I owned, that was a point which might deserve consideration; but still I expressed a desire to know his real motives for continuing his friendship to a set of rascals equally ungrateful and insignificant. — He said, he did not pretend to assign any reasonable motive; that, if the truth must be told, the man was, in point of conduct, a most incorrigible fool; that, though he pretended to have a knack at hitting off characters, he blundered strangely in the distribution of his favours, which were generally bestowed on the most undeserving of those who had recourse to his assistance; that, indeed, this preference was not so much owing to want of discernment as to want of resolution, for he had not fortitude enough to resist the importunity even of the most worthless; and, as he did not know the value of money, there was very little merit in parting with it so easily; that his pride was gratified in seeing himself courted by such a number of literary dependents; that, probably, he delighted in hearing them expose and traduce one another; and, finally, from their information, he became acquainted with all the transactions of Grubstreet, which he had some thoughts of compiling for the entertainment of the public.

I could not help suspecting, from Dick's discourse, that he had some particular grudge against S—, upon whose conduct he had put the worst construction it would bear; and, by dint of cross-examination, I found he was not at all satisfied with the character which had been given in the Review of his last performance, though it had been treated civilly in consequence of the author's application to the critic. By all accounts, S— is not without weakness and caprice; but he is certainly good-humoured and civilized; nor do I find that there is any thing overbearing, cruel, or implacable in his disposition.

I have dwelt so long upon authors, that you will perhaps suspect I intend to enroll myself among the fraternity; but, if I were actually qualified for the profession, it is at best but a desperate resource against starving, as it affords no provision for old age and infirmity. Salmon, at the age of fourscore, is now in a garret, compiling matter, at a guinea a sheet, for a modern historian, who, in point of age, might be his grandchild; and Psalmonazar, after having drudged half a century in the literary mill, in all the simplicity and abstinence of an Asiatic, subsists upon the charity of a few booksellers, just sufficient to keep him from the parish, I think Guy, who was himself a bookseller, ought to have appropriated one wing or ward of his hospital to the use of decayed authors; though indeed, there is neither hospital, college, nor workhouse, within the bills of mortality, large enough to contain the poor of this society, composed, as it is, from the refuse of every other profession.

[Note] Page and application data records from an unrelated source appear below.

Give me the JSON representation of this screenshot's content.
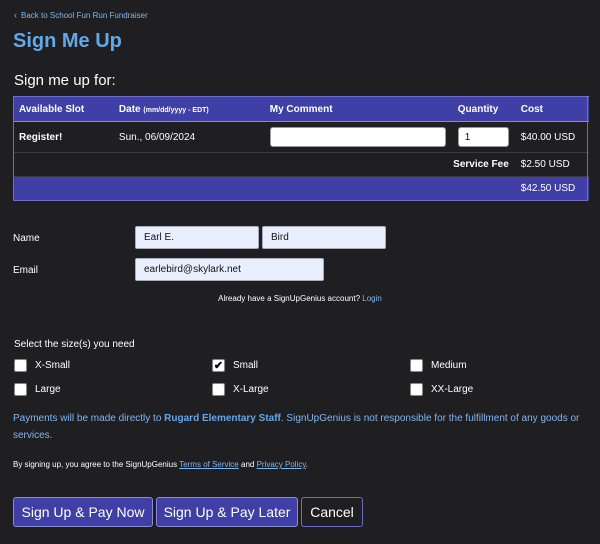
{
  "back_link": {
    "label": "Back to School Fun Run Fundraiser"
  },
  "page_title": "Sign Me Up",
  "signup_for": "Sign me up for:",
  "table": {
    "headers": {
      "slot": "Available Slot",
      "date": "Date",
      "date_format": "(mm/dd/yyyy - EDT)",
      "comment": "My Comment",
      "quantity": "Quantity",
      "cost": "Cost"
    },
    "row": {
      "slot": "Register!",
      "date": "Sun., 06/09/2024",
      "comment": "",
      "quantity": "1",
      "cost": "$40.00 USD"
    },
    "service_fee": {
      "label": "Service Fee",
      "amount": "$2.50 USD"
    },
    "total": "$42.50 USD"
  },
  "form": {
    "name_label": "Name",
    "first_name": "Earl E.",
    "last_name": "Bird",
    "email_label": "Email",
    "email": "earlebird@skylark.net"
  },
  "account": {
    "prompt": "Already have a SignUpGenius account?",
    "login": "Login"
  },
  "sizes": {
    "title": "Select the size(s) you need",
    "options": [
      {
        "label": "X-Small",
        "checked": false
      },
      {
        "label": "Small",
        "checked": true
      },
      {
        "label": "Medium",
        "checked": false
      },
      {
        "label": "Large",
        "checked": false
      },
      {
        "label": "X-Large",
        "checked": false
      },
      {
        "label": "XX-Large",
        "checked": false
      }
    ]
  },
  "payments": {
    "before": "Payments will be made directly to ",
    "org": "Rugard Elementary Staff",
    "after": ". SignUpGenius is not responsible for the fulfillment of any goods or services."
  },
  "terms": {
    "before": "By signing up, you agree to the SignUpGenius ",
    "tos": "Terms of Service",
    "and": " and ",
    "privacy": "Privacy Policy",
    "end": "."
  },
  "buttons": {
    "pay_now": "Sign Up & Pay Now",
    "pay_later": "Sign Up & Pay Later",
    "cancel": "Cancel"
  },
  "colors": {
    "background": "#1f1f22",
    "accent": "#3f3fa6",
    "title": "#62a7e8",
    "link": "#7fb6f0"
  }
}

I know not whether you will find any amusement in this account of an odd race of mortals, whose constitution had, I own, greatly interested the curiosity of

Yours,
J. MELFORD
LONDON, June 10.